Will you plan then to do an acoustic only tour? And, without pushing my luck too much, can I give our Australian readers some good news about when they might get to see that tour?

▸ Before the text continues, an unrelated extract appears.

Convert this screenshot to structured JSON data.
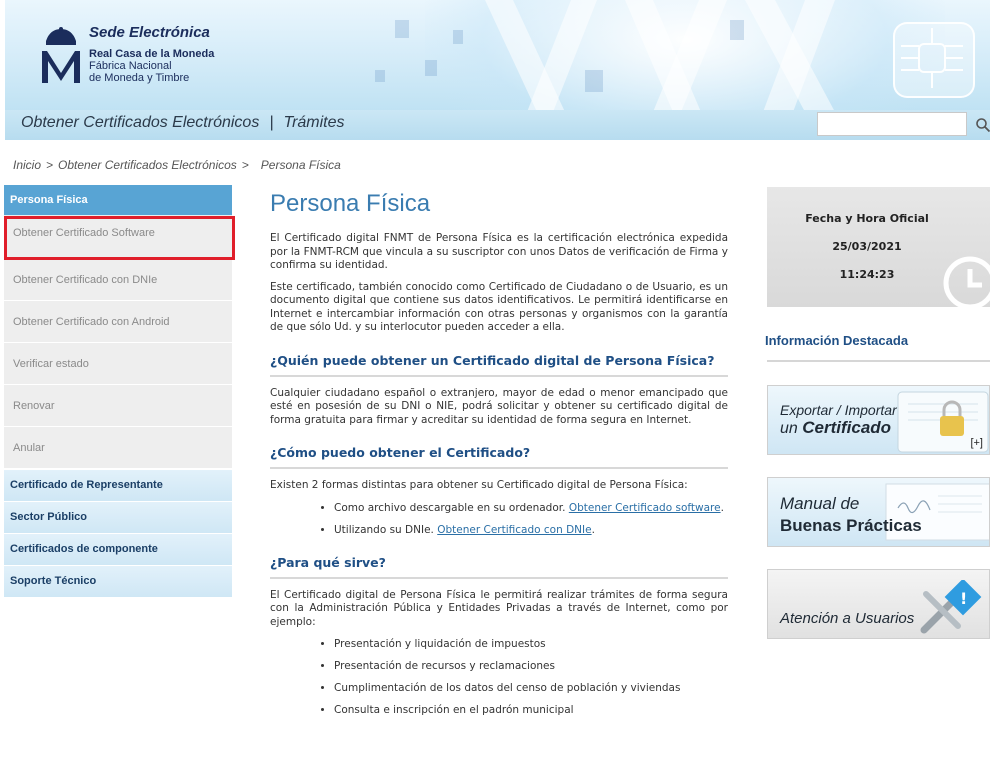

Again, yes and no.  (laughs).  With Australia, we are working on coming back as soon as possible, of course.  Whenever we come back, we will for sure play some tracks off Evocation II.  As far as it looks now (but never say never), as far as it looks now, we won’t play a purely acoustic tour anywhere, for several reasons.  On the one hand, we just basically did that, as a warm up to the acoustic album.  We just had this last year, this special kind of tour, unfortunately only in Switzerland though.  It was a tour throughout the country that lasted all year long.  It was just every month, a couple of shows, and it was this special event that took place in a tent something like a circus tent. It wasn’t a circus, of course, but they took place in a tent, with seated rows and everything, just really nice ambience.  The idea was to play a long acoustic block, including some folk guest musicians and so on.  So, we actually did that, and for now, we’re heavily tour planned, the touring cycle until the end of the year is fixed and official already.  The planning for next year is still going on, but these tours will definitely be full-on metal tours.  But of course, we will nevertheless still play some acoustic tracks and quite some tracks off Evocation part II.  And, to be honest, I think both blend nicely and there’s quite a lot of tracks off Evocation II that you can perfectly and nicely blend in to a metal set actually.  And, this is what we’re going to do.

 

EVOCATION II: Pantheon is out August 18th via Nuclear Blast Records!
Pre-order your copy today HERE!